In conversation with Dr.Guillaume Bourque on the COVID-19 Resources Platform
Compute Canada, and its regional partners, ACENET, Calcul Québec, Compute Ontario, and WestGrid, will highlight the work of Canadian researchers who are working tirelessly towards developing solutions to combat the COVID-19 pandemic.
See our original blog post here, Celebrating Researchers Working on COVID-19
In our first in the series, we spoke to Dr.Guillaume Bourque, Professor, Department of Human Genetics, McGill University, and Director of Bioinformatics, McGill Genome Center, about the COVID-19 Resources platform he launched in collaboration with a group of volunteers. Dr. Guillaume Bourque is a CCDB user, and has been using advanced research computing (ARC) resources for his work.
Update: On October 26th, 2020, the project received a donation of $250,000 from the Trottier Family Foundation to facilitate Canada’s response to the pandemic. “Our project started with a group of volunteers recruited via Twitter at the start of the pandemic,” said Guillaume Bourque. “With the generous gift from the Trottier Family Foundation, we will be able to continue this important work in a dedicated and sustainable way.”
COVID-19 researchers can find out more about accessing ARC resources and expertise, HERE.
Can you tell us more about the COVID-19 Resources platform, how it can be used, and how it came about?
I was contacted by a colleague asking whether I could help them build an online tool to find and share reagents needed for COVID-19 research projects. Before building it, I decided to ask on Twitter if anybody was already working on something like that and that’s how I ended connecting with others and we decided to work on a portal to find reagents but also volunteers and many other things.
How can people support the platform and collaborate to help combat this pandemic?
The platform is built on a crowdsourcing model. Now that it is in place, we need people to use it and add information themselves so that it becomes a really comprehensive resource.

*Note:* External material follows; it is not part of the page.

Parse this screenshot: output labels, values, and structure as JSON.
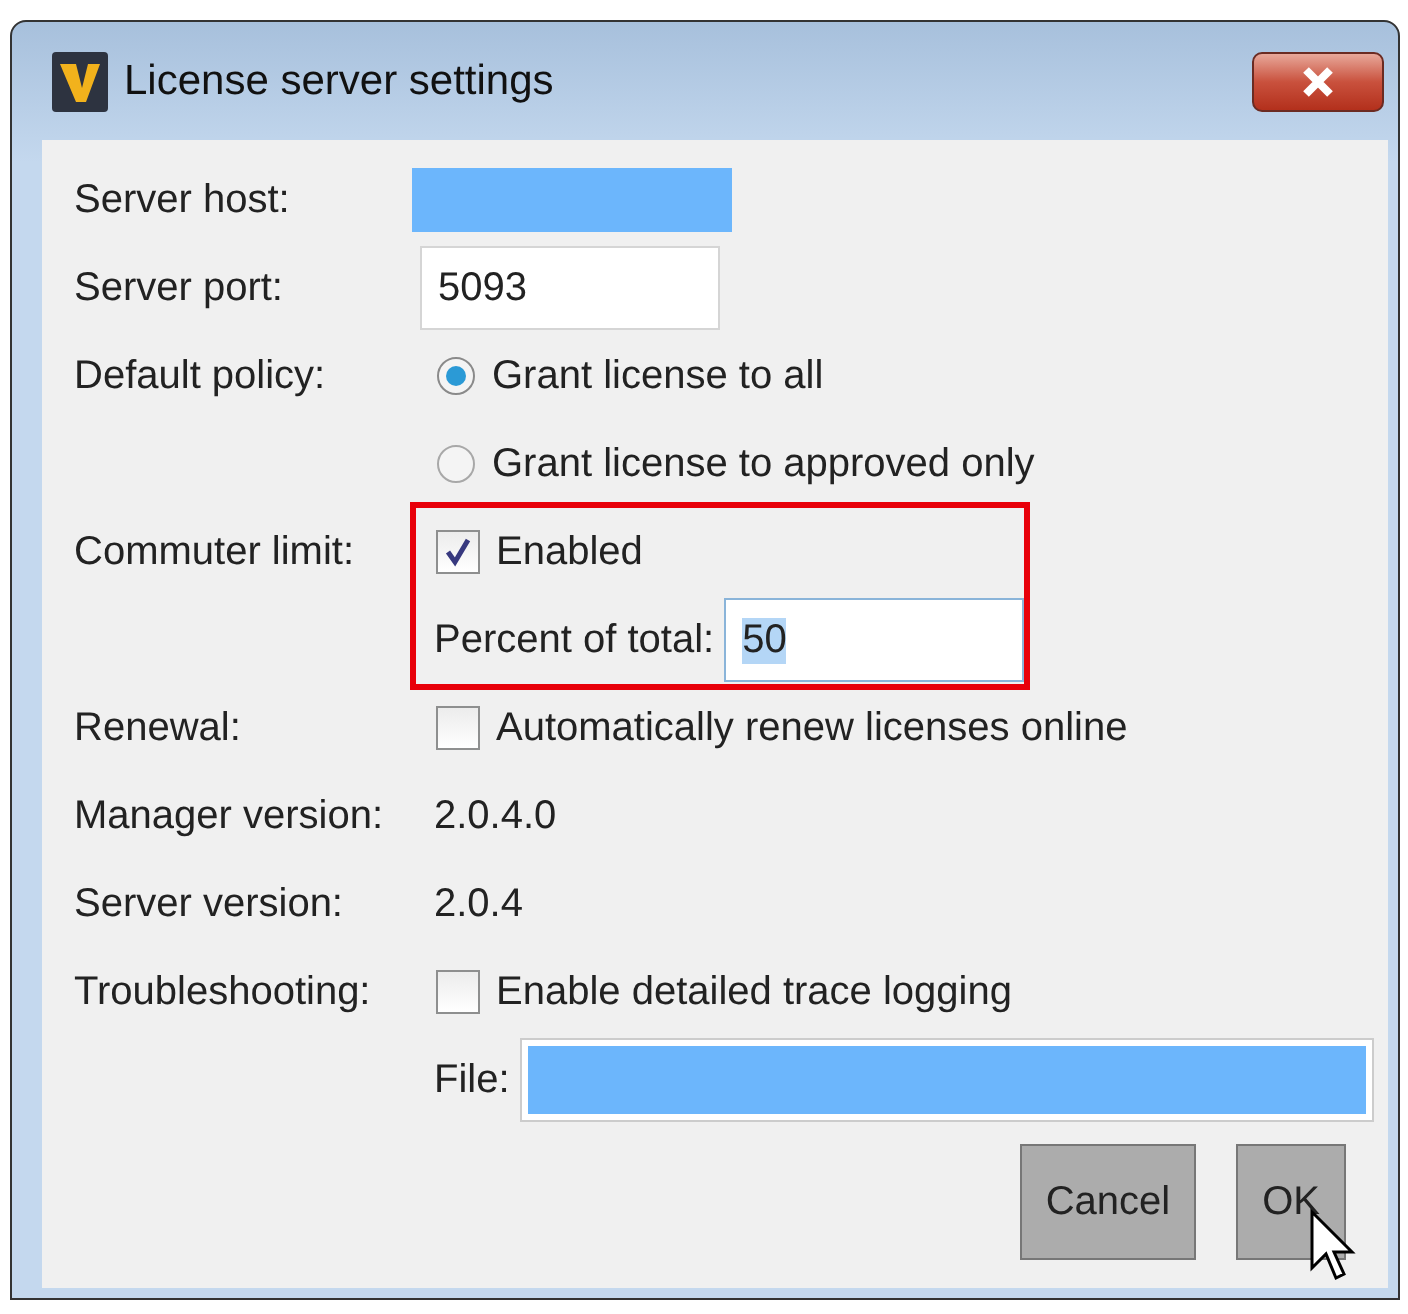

This platform is a result of a collaboration between many Canadian researchers. Can you please tell us more about how everyone is working together on the initiatives listed on the website?
It really started on Twitter and a group of us, more than 20, then started to meet virtually using tools like Zoom and Slack. We decided on the content and structure of the platform and now we are getting submissions via online forms that we vet and then include on the website.
Are any of your users accessing advanced research computing (ARC) resources?
For some of the COVID-19 research projects, yes. For instance, I’m working in genomics, and we have projects that are just starting up where we will sequence both people infected and also the virus itself. Those projects will require significant compute resources for analysis. The reagent database that will soon be included on our COVID-19 Resources platform will also be hosted on a Virtual Machine at Calcul Quebec.
What is it that you need help with to make it a comprehensive resource database on COVID-19 related efforts in Canada?
We’re hoping that the community will join us and help us grow this network so that we can avoid duplicating efforts and centralize some of these resources.